In the meantime, I leave you with a video from a ghost investigation near Jackson, Tennessee, conducted on January 21, 2017. Three of us investigated an 1850s-era church building and Masonic hall, and the graveyard behind it, which dates back to the early 1820s. Activity was fast and furious, so much that we brought a much larger group for another investigation on June 24th; we encountered the same results. The area is chock full of history. Watch the video and read the captions for more information!
Thanks for watching. See you soon!
It’s amazing how I can be shoveling January snow one day and observing Memorial Day the next. Time moves too quickly. I wish it would slow down or, better yet, recycle itself. For that matter, I wish I could, too. The past few months, while exciting beyond words, have kept me super busy.
I still have several books in progress, but I’ve decided to keep them on the back burner while I pursue some exciting new opportunities. But of course, “back burner,” in my realm, only means putting the book together (typesetting, layout, pagination, TOC and index, cover design, and so on). I write the books in my head, then commit them to memory; I save the dirty work until later.
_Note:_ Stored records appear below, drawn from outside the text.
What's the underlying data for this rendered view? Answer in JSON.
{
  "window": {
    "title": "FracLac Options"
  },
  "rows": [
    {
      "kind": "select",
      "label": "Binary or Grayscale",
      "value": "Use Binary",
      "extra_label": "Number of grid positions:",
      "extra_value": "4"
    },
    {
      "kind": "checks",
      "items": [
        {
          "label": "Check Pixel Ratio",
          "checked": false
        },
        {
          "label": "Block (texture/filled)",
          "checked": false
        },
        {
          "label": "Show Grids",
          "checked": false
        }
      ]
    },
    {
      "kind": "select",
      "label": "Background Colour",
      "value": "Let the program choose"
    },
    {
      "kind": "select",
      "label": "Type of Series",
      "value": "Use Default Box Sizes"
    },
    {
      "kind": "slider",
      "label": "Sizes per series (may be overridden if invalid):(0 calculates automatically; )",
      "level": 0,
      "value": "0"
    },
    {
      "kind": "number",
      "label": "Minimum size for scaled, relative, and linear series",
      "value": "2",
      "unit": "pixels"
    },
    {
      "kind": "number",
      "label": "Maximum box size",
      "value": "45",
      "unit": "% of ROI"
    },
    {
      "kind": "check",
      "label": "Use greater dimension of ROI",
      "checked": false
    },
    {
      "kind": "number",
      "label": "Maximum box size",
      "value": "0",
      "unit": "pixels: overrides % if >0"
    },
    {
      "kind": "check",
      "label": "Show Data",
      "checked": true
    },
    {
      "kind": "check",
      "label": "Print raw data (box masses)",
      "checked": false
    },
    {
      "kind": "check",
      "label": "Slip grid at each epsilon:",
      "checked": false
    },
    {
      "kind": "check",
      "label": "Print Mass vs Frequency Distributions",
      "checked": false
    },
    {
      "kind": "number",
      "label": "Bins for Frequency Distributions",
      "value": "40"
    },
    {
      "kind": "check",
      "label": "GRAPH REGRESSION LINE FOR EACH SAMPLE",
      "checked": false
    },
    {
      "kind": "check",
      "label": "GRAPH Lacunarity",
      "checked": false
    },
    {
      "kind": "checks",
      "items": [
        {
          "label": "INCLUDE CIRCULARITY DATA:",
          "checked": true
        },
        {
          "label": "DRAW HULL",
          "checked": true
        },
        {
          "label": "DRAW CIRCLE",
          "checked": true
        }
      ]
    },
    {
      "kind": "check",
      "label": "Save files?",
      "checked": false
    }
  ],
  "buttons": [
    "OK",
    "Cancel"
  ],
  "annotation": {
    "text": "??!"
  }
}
Exciting things are happening behind the scenes, and will continue to happen on into next year and beyond. Hint: Keep an eye on the Appearances page and watch [some of it] unfold. That’s all for now.